Drop it Youth is a campaign that was inspired by a young student advocating for the disuse of single-use plastic bottles of water at her school in Abu Dhabi. The aim of this initiative, which has now expanded worldwide (and also now supported by the WWF), is to unite our world’s youth, to raise awareness about the effects of single-use plastic pollution within their communities and get people to take small, daily steps to ensure a healthy future for our planet. From the plastic soda bottles, to the straws that come with your take out, to the plastic packaging of your food, here are some facts you should know before you pick up your next piece of single-use plastic:
This is the reality of what one single decision to buy a bottle of apple juice at the caf or using a single-use plastic spoon can contribute to:
Single-use plastic is not only a danger to marine ecosystems; once the plastic becomes integrated into the food chain, it often ends up in the food we eat ourselves! Plastic production is also a key contributor to climate change, of which effects will only get worse as the years go by. The problems that our plastic consumption impose on the health of our planet are numerous – yet there are still so many people oblivious to this, who don’t even think of (or try) saying “no, I don’t actually need a plastic straw to drink my McDonald’s drink that’ll only be used for 10 minutes and then thrown away in the trash.”
This is why it is so important that these issues concerning plastic pollution be discussed, especially within our huge, dynamic school community. Each one of us has a voice that can be used to spread the word and amplify this effect of raising awareness (e.g. using social media; posting, talking about it). If we don’t talk about it, we’ll never know that we can refuse an item by saying one word in order to change this norm of excessive plastic consumption. Just picture this: 69 million people go to McDonald’s every day – if all those people order a drink, that’s 69 million plastic straws in the trash daily. Of course, straws are convenient to use if you’re not sitting at a table eating, but if you are, can you really not just drink your beverage normally from the cup? All it takes is a bit of knowledge and some courage to speak up and say no, I don’t need that.
We have such significant power to make change happen but we often don’t even think of using it. Even telling one person about the consequences of using a single plastic has the potential to ignite a chain reaction. Moreover, we all have a shared responsibility, a duty to provide and sustain a healthy, safe and clean planet for future generations. It is up to us to drive the change that will ensure this.

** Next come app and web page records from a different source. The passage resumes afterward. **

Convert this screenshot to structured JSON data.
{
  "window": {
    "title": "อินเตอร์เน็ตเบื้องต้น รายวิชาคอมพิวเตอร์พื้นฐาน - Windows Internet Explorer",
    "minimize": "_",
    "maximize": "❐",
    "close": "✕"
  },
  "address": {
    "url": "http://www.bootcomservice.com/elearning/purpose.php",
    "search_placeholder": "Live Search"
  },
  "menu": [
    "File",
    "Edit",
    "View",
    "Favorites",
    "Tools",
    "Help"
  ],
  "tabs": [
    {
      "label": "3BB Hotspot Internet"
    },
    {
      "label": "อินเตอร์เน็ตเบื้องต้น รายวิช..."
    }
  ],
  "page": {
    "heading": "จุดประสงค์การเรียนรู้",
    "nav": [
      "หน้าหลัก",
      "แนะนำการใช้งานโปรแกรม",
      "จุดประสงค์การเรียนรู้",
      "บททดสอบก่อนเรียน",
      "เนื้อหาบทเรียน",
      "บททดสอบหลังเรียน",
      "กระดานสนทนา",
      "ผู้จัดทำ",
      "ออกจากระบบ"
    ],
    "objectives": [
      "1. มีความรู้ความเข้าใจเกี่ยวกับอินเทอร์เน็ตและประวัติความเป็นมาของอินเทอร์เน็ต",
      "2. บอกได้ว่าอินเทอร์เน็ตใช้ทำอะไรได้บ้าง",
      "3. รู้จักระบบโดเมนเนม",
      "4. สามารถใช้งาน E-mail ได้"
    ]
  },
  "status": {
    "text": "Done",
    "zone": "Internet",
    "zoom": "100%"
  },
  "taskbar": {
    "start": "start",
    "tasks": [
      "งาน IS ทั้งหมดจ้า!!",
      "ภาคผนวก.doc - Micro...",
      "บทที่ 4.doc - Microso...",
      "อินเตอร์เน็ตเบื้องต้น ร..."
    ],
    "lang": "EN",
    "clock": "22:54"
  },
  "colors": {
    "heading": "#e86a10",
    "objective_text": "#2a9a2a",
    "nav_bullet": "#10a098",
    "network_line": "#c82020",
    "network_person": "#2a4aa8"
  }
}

Yes, single-use plastic has become a norm and that is why it is difficult to avoid it. Yes, it’s hard to find anything that doesn’t contain or come in plastic nowadays; even our school vending machines don’t have a single item that doesn’t contain single-use plastic. Yes, it may seem like we might not always have another choice. However, by taking conscious decisions, finding out about alternatives and implementing them by making minor alterations, we can choose to ‘have another choice’. Here are some small, everyday steps that can (legitimately) make a big difference:
- Shop at Carrefour (in Divonne); they provide compostable bags for buying fresh fruits and vegetables
- Buy glass-packaged products instead of plastic-packaged ones (e.g. yogurts, juices, milk etc…)
- Try and shop at farmers’ markets (e.g. Saturdays Grand rue in Nyon and Sundays in Divonne centre) – and bring your own reusable bags!
- Carry your own durable water bottle with you when you’re out
- If you know you’re going to a coffee shop (e.g. Starbucks), bring your own thermos flask and ask them to use it instead of a single-use cup
- Find out if there is a farm near you that sells fresh milk in glass bottles, milk from vending machines, or fresh fruit you can pick (e.g. Ferme Pré-de-Vers (Rolle)
Links to where you can buy some alternatives:
Ask yourself the following, next time you come across single-use plastic:
- Do I really need it?
- Can I live without it?
- Am I in a position to use an alternative? If so, why aren’t I?
- Can I say “no”?
An effort or change, no matter how big or small, will always be a step forward in the right direction. You might think, ‘even if I do it, others will still continue’ or ‘they’ll still keep on producing the plastic anyways so I might as well use it,’ but one small change is still a change, and you never know, your actions could get others around you thinking, and taking action, too. Take initiative and help propel the change. Become part of this movement and push yourself to make a difference; take the pledge at www.dropityouth.org and do something good for the world today, and everyday. As quoted by Barack Obama, “Change will not come if we wait for some other person or some other time. We are the ones we’ve been waiting for. We are the change that we seek.”